AUM junior Karla Olmos, 20, is a beneficiary of DACA and spoke at the rally. Current provisions under DACA permit her to attend college. She said the United States is the only country she has ever known and said, “I am American.”
“I don’t know another country besides this one,” Olmos said visibly upset. “I pledge every time at school, at work.”
Olmos’ mother, who brought her to the country when she was seven years old, also spoke at the rally.
“We brought them here, it’s not their fault,” she said speaking in Spanish. “It was our choices—not theirs.”
The event drew a sizable crowd with attendees holding signs that read, “Here to stay,” “Defend DACA,” “Resist,” “Dreamers here to stay,” and many more pro-DACA slogans.

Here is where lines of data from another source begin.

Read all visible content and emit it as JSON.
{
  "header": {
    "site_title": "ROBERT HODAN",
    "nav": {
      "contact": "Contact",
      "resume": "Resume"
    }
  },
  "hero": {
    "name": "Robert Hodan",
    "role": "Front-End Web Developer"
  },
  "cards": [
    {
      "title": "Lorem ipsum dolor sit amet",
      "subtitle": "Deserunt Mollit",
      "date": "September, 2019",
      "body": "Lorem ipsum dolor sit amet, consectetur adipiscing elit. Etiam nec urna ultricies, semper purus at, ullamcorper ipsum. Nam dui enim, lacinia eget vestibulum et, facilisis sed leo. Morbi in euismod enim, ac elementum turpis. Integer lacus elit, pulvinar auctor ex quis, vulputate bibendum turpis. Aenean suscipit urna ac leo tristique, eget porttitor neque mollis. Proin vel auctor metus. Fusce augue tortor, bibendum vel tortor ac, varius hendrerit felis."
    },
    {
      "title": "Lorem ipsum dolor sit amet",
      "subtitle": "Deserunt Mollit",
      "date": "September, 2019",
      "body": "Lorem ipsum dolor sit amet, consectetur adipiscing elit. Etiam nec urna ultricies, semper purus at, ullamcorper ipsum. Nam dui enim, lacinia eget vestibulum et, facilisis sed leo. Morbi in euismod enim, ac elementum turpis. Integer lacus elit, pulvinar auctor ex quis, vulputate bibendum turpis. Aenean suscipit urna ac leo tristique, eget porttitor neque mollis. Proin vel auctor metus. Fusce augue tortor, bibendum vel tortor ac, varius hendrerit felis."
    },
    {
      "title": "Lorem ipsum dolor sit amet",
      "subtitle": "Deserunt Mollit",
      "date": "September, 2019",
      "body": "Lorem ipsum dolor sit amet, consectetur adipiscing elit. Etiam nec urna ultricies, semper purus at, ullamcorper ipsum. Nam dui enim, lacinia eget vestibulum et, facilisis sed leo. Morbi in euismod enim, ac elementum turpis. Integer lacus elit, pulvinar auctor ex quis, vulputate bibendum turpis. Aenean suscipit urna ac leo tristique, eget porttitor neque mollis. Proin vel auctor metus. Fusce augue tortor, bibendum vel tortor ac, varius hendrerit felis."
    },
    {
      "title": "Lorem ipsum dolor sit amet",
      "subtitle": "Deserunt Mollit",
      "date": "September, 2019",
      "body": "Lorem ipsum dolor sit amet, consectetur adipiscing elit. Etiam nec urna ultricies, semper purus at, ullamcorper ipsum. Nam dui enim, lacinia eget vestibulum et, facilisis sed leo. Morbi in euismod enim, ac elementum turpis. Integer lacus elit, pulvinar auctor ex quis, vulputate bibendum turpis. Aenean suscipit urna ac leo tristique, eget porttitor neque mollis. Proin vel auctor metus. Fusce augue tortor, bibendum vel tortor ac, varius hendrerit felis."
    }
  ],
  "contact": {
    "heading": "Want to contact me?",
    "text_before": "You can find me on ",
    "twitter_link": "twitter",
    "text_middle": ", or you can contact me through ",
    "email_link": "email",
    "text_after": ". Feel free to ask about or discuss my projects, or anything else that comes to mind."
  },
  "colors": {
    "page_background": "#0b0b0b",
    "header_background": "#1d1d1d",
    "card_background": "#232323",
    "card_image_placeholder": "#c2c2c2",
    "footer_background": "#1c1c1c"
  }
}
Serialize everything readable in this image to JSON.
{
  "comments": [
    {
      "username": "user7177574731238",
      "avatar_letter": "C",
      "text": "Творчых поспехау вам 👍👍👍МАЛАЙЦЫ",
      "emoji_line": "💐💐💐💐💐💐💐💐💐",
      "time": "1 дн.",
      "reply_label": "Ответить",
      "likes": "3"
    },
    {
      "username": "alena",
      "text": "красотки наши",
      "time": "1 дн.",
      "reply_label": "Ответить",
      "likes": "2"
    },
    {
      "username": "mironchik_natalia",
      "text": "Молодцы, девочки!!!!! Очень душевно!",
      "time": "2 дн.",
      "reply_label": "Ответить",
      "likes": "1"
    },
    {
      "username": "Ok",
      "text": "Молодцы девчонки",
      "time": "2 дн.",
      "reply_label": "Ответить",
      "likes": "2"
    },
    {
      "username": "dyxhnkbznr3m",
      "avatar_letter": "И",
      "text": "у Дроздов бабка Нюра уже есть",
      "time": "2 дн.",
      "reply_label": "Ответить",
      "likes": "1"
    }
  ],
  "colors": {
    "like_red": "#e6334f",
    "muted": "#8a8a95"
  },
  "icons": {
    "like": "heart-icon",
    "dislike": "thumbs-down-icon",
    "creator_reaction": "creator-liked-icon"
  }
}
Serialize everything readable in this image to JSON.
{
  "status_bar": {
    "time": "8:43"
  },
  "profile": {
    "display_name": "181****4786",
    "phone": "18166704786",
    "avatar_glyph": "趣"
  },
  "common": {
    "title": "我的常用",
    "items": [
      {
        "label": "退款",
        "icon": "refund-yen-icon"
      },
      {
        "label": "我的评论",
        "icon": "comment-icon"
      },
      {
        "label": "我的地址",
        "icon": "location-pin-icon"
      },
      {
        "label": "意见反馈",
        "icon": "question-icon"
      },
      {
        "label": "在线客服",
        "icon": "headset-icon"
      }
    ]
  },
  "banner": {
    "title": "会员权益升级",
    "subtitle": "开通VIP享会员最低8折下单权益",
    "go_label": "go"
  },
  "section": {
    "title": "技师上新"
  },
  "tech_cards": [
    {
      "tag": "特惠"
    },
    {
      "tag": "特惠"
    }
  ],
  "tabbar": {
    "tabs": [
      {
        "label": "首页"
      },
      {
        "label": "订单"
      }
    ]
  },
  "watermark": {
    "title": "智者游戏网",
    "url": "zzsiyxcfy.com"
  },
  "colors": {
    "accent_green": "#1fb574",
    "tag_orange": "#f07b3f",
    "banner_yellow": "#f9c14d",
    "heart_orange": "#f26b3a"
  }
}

An uneasy deal was formed between Democratic leaders in Congress and Trump to pass a DACA-like program through legislation. Multiple national media reported that Trump had reached a deal over a dinner with U.S. Senate Minority Leader Chuck Schumer, D-N.Y., and House Minority Leader Nancy Pelosi, D-Ca, to pass the DREAM Act of 2017.
Similar bills have been introduced in Congress since 2001 calling for legislative action on immigration. President Barack Obama issued the DACA executive order in 2012 after it became clear the Republican-controlled Congress would block the DREAM Act.
Despite this report, the president has gone on Twitter saying that no deal has yet been reached. The supposed deal would let DACA recipients have legal protections but at the cost of funding for more border security along the Mexican-American border.
If the deal is not brokered, and Congress cannot pass legislation, the estimated 800,000 DACA recipients’ legal statuses could be revoked. Trump said if Congress cannot pass any immigration reform within the six-month period, he will revisit the issue.
The Alabama delegation, aside from U.S. Rep. Terri Sewell, to Congress have all released statements supporting Trump’s decisions.
U.S. Senate candidate former state Supreme Court Chief Justice Roy Moore, who is polling slightly ahead of Sen. Luther Strange, R-Ala., is opposed to DACA and amnesty for immigrants entering the country illegally in general.
If DACA is revoked, Alabama could see a substantial impact on its economy. A study by the Center for American Progress found that Alabama would lose over $182 million in GDP if DACA workers were removed from the state.
The Wall Street Journal and NBC News conducted a poll released Thursday that showed most Americans support congressional action to continue DACA. It also showed the most opposition comes from Trump supporters.